Google’s research showed that catching the user at an early stage of a buying cycle can still result in a sale 40% of the time. This is very interesting and creates a strong argument for capturing users early into their search for a holiday. However the main difference between targeting keywords for paid, as opposed to organic search, is the volume of keywords you can target. PPC allows you to have flexibility over the keywords which generate traffic and is very much about refining keyword selection and continually changing key targets based upon performance and seasonality.

With SEO you’re unlikely to get that luxury and have little margin for error when selecting keywords with high-conversion potential.  I would highly recommend using the pay-per-click data you have collected to help identify the top converting keywords.

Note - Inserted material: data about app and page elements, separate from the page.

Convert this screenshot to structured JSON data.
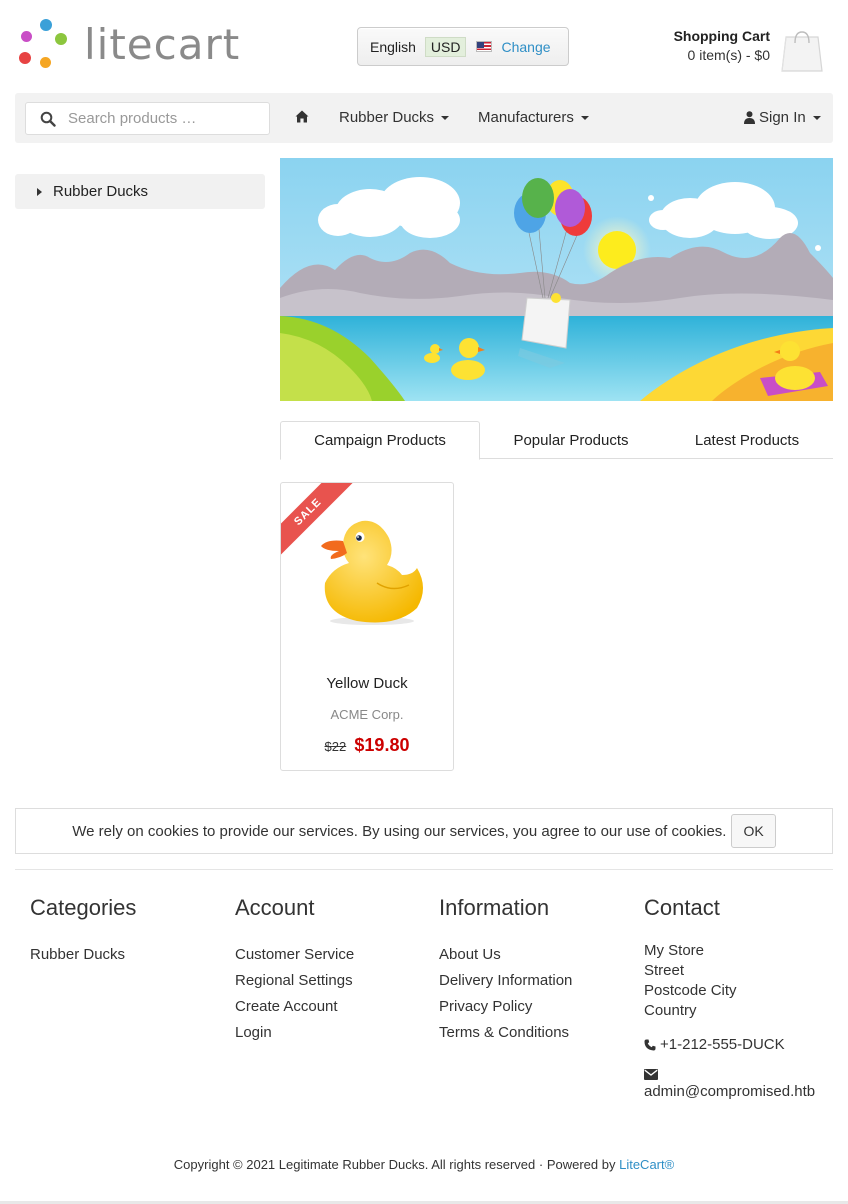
{
  "header": {
    "logo_text": "litecart",
    "region": {
      "language": "English",
      "currency": "USD",
      "change_label": "Change"
    },
    "cart": {
      "title": "Shopping Cart",
      "status": "0 item(s) - $0"
    }
  },
  "navbar": {
    "search_placeholder": "Search products …",
    "items": [
      {
        "label": "Rubber Ducks"
      },
      {
        "label": "Manufacturers"
      }
    ],
    "sign_in": "Sign In"
  },
  "sidebar": {
    "items": [
      {
        "label": "Rubber Ducks"
      }
    ]
  },
  "tabs": [
    {
      "label": "Campaign Products",
      "active": true
    },
    {
      "label": "Popular Products",
      "active": false
    },
    {
      "label": "Latest Products",
      "active": false
    }
  ],
  "products": [
    {
      "sticker": "SALE",
      "name": "Yellow Duck",
      "manufacturer": "ACME Corp.",
      "regular_price": "$22",
      "campaign_price": "$19.80"
    }
  ],
  "cookie_notice": {
    "text": "We rely on cookies to provide our services. By using our services, you agree to our use of cookies.",
    "ok_label": "OK"
  },
  "footer": {
    "categories": {
      "title": "Categories",
      "links": [
        "Rubber Ducks"
      ]
    },
    "account": {
      "title": "Account",
      "links": [
        "Customer Service",
        "Regional Settings",
        "Create Account",
        "Login"
      ]
    },
    "information": {
      "title": "Information",
      "links": [
        "About Us",
        "Delivery Information",
        "Privacy Policy",
        "Terms & Conditions"
      ]
    },
    "contact": {
      "title": "Contact",
      "address": [
        "My Store",
        "Street",
        "Postcode City",
        "Country"
      ],
      "phone": "+1-212-555-DUCK",
      "email": "admin@compromised.htb"
    },
    "copyright": "Copyright © 2021 Legitimate Rubber Ducks. All rights reserved · Powered by ",
    "powered_by": "LiteCart®"
  },
  "colors": {
    "link": "#2f8fc6",
    "sale_badge": "#e8534e",
    "price": "#cc0000"
  }
}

After all if six months after optimising for “When to go on holiday to Cancun” you finally generate enough clickthrough data to realise this has a 0.1% conversion rate, it’s then very difficult to re-adjust and target “luxury holidays in Cancun Mexico” instead.

Test, test and test again…
Despite targeting the early stages of the buying cycle proving to be more successful than expected, I would still recommend targeting more specific queries as this is more likely to generate targeted visits from users who have a clearer idea about what they are looking for. For example, someone searching for a “long-weekend city break in New York” is more likely to complete a sale than a user performing an informational query such as “places to visit in New York”. At this stage the user is also likely to be narrowing down the number of websites they are looking to shortlist for completing a sale, so the competition should be fewer than a more generic search.

read more at: Travel SEO – How to Target Searchers at the Right Stage of the Buying Cycle

5. Convert!

Conversion strategies are the plans needed to convert a looker into a buyer! Your Website Design & Content, the Use of Social Media and your SEO strategy should all be part of your overall on-line marketing strategy. Without one, the typical conversion rate for a website is about 2% of visitors. This is not only about selling hotels, tickets to cultural events, tourist attractions, museums, sport activities etc but to sell your own products as well (city pass, walking tours, souvenirs etc).

Visit Manchester on-line shop

Turisme Barcelona On-line Shop